### WORK REQUEST
In this exercise, every entry below is to be reproduced word for word.
━━━━━━━━━━━━━━━━━━━━
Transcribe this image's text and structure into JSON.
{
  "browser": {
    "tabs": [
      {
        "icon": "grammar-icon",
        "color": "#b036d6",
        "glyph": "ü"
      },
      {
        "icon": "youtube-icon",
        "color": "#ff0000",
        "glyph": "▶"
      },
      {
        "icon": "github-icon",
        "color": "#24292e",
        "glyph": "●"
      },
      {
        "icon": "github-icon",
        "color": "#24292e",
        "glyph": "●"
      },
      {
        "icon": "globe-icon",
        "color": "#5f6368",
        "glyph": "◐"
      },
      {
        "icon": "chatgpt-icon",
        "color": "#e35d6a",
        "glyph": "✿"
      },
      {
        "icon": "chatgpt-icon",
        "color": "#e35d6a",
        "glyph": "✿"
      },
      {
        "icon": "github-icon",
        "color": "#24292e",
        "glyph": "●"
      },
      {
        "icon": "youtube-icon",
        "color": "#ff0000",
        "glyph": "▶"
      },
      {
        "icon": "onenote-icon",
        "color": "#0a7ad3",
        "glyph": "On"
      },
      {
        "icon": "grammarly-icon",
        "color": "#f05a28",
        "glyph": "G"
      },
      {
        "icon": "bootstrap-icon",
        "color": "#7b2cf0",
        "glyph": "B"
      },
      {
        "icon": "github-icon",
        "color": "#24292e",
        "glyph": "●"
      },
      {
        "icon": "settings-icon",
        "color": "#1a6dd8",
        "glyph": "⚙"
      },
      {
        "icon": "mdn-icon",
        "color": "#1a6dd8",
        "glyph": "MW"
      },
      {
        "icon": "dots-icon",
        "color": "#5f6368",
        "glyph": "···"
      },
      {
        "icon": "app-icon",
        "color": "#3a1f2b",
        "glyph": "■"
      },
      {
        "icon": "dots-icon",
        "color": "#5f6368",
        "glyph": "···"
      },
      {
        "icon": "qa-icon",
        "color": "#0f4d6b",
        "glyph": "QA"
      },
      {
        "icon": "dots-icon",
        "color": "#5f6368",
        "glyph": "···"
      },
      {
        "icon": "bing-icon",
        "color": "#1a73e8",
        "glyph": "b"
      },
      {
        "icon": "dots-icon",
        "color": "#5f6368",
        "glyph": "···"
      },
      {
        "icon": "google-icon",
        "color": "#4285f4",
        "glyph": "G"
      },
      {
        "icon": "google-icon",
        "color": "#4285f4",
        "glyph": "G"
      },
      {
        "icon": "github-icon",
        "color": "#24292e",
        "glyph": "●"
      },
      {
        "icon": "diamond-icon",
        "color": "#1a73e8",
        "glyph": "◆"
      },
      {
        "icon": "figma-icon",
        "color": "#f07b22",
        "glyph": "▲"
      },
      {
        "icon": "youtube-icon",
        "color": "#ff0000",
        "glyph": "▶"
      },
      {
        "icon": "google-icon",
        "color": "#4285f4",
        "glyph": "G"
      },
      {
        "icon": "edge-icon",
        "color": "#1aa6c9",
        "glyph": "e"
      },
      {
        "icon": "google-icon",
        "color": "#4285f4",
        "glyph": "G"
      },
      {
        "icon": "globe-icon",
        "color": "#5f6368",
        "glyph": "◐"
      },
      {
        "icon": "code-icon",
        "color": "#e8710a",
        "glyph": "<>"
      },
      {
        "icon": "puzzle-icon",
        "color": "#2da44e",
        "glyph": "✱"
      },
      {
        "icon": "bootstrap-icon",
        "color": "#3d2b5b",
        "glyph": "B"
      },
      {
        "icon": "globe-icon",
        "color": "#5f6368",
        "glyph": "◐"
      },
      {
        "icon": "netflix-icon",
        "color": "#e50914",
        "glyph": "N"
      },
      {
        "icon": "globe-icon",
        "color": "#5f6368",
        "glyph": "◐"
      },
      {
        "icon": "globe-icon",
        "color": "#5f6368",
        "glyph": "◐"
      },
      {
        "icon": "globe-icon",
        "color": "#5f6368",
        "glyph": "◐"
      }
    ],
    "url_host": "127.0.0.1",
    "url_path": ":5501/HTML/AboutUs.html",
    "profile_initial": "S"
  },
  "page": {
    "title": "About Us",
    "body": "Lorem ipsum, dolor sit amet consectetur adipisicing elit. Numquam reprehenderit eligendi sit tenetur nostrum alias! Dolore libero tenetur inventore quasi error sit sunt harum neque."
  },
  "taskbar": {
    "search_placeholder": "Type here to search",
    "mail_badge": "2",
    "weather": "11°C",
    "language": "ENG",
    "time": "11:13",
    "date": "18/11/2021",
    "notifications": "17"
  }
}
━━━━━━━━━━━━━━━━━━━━
### OUTPUT BELOW
Transcribe this image's text and structure into JSON.
{
  "browser": {
    "tabs": [
      {
        "icon": "grammar-icon",
        "color": "#b036d6",
        "glyph": "ü"
      },
      {
        "icon": "youtube-icon",
        "color": "#ff0000",
        "glyph": "▶"
      },
      {
        "icon": "github-icon",
        "color": "#24292e",
        "glyph": "●"
      },
      {
        "icon": "github-icon",
        "color": "#24292e",
        "glyph": "●"
      },
      {
        "icon": "globe-icon",
        "color": "#5f6368",
        "glyph": "◐"
      },
      {
        "icon": "chatgpt-icon",
        "color": "#e35d6a",
        "glyph": "✿"
      },
      {
        "icon": "chatgpt-icon",
        "color": "#e35d6a",
        "glyph": "✿"
      },
      {
        "icon": "github-icon",
        "color": "#24292e",
        "glyph": "●"
      },
      {
        "icon": "youtube-icon",
        "color": "#ff0000",
        "glyph": "▶"
      },
      {
        "icon": "onenote-icon",
        "color": "#0a7ad3",
        "glyph": "On"
      },
      {
        "icon": "grammarly-icon",
        "color": "#f05a28",
        "glyph": "G"
      },
      {
        "icon": "bootstrap-icon",
        "color": "#7b2cf0",
        "glyph": "B"
      },
      {
        "icon": "github-icon",
        "color": "#24292e",
        "glyph": "●"
      },
      {
        "icon": "settings-icon",
        "color": "#1a6dd8",
        "glyph": "⚙"
      },
      {
        "icon": "mdn-icon",
        "color": "#1a6dd8",
        "glyph": "MW"
      },
      {
        "icon": "dots-icon",
        "color": "#5f6368",
        "glyph": "···"
      },
      {
        "icon": "app-icon",
        "color": "#3a1f2b",
        "glyph": "■"
      },
      {
        "icon": "dots-icon",
        "color": "#5f6368",
        "glyph": "···"
      },
      {
        "icon": "qa-icon",
        "color": "#0f4d6b",
        "glyph": "QA"
      },
      {
        "icon": "dots-icon",
        "color": "#5f6368",
        "glyph": "···"
      },
      {
        "icon": "bing-icon",
        "color": "#1a73e8",
        "glyph": "b"
      },
      {
        "icon": "dots-icon",
        "color": "#5f6368",
        "glyph": "···"
      },
      {
        "icon": "google-icon",
        "color": "#4285f4",
        "glyph": "G"
      },
      {
        "icon": "google-icon",
        "color": "#4285f4",
        "glyph": "G"
      },
      {
        "icon": "github-icon",
        "color": "#24292e",
        "glyph": "●"
      },
      {
        "icon": "diamond-icon",
        "color": "#1a73e8",
        "glyph": "◆"
      },
      {
        "icon": "figma-icon",
        "color": "#f07b22",
        "glyph": "▲"
      },
      {
        "icon": "youtube-icon",
        "color": "#ff0000",
        "glyph": "▶"
      },
      {
        "icon": "google-icon",
        "color": "#4285f4",
        "glyph": "G"
      },
      {
        "icon": "edge-icon",
        "color": "#1aa6c9",
        "glyph": "e"
      },
      {
        "icon": "google-icon",
        "color": "#4285f4",
        "glyph": "G"
      },
      {
        "icon": "globe-icon",
        "color": "#5f6368",
        "glyph": "◐"
      },
      {
        "icon": "code-icon",
        "color": "#e8710a",
        "glyph": "<>"
      },
      {
        "icon": "puzzle-icon",
        "color": "#2da44e",
        "glyph": "✱"
      },
      {
        "icon": "bootstrap-icon",
        "color": "#3d2b5b",
        "glyph": "B"
      },
      {
        "icon": "globe-icon",
        "color": "#5f6368",
        "glyph": "◐"
      },
      {
        "icon": "netflix-icon",
        "color": "#e50914",
        "glyph": "N"
      },
      {
        "icon": "globe-icon",
        "color": "#5f6368",
        "glyph": "◐"
      },
      {
        "icon": "globe-icon",
        "color": "#5f6368",
        "glyph": "◐"
      },
      {
        "icon": "globe-icon",
        "color": "#5f6368",
        "glyph": "◐"
      }
    ],
    "url_host": "127.0.0.1",
    "url_path": ":5501/HTML/AboutUs.html",
    "profile_initial": "S"
  },
  "page": {
    "title": "About Us",
    "body": "Lorem ipsum, dolor sit amet consectetur adipisicing elit. Numquam reprehenderit eligendi sit tenetur nostrum alias! Dolore libero tenetur inventore quasi error sit sunt harum neque."
  },
  "taskbar": {
    "search_placeholder": "Type here to search",
    "mail_badge": "2",
    "weather": "11°C",
    "language": "ENG",
    "time": "11:13",
    "date": "18/11/2021",
    "notifications": "17"
  }
}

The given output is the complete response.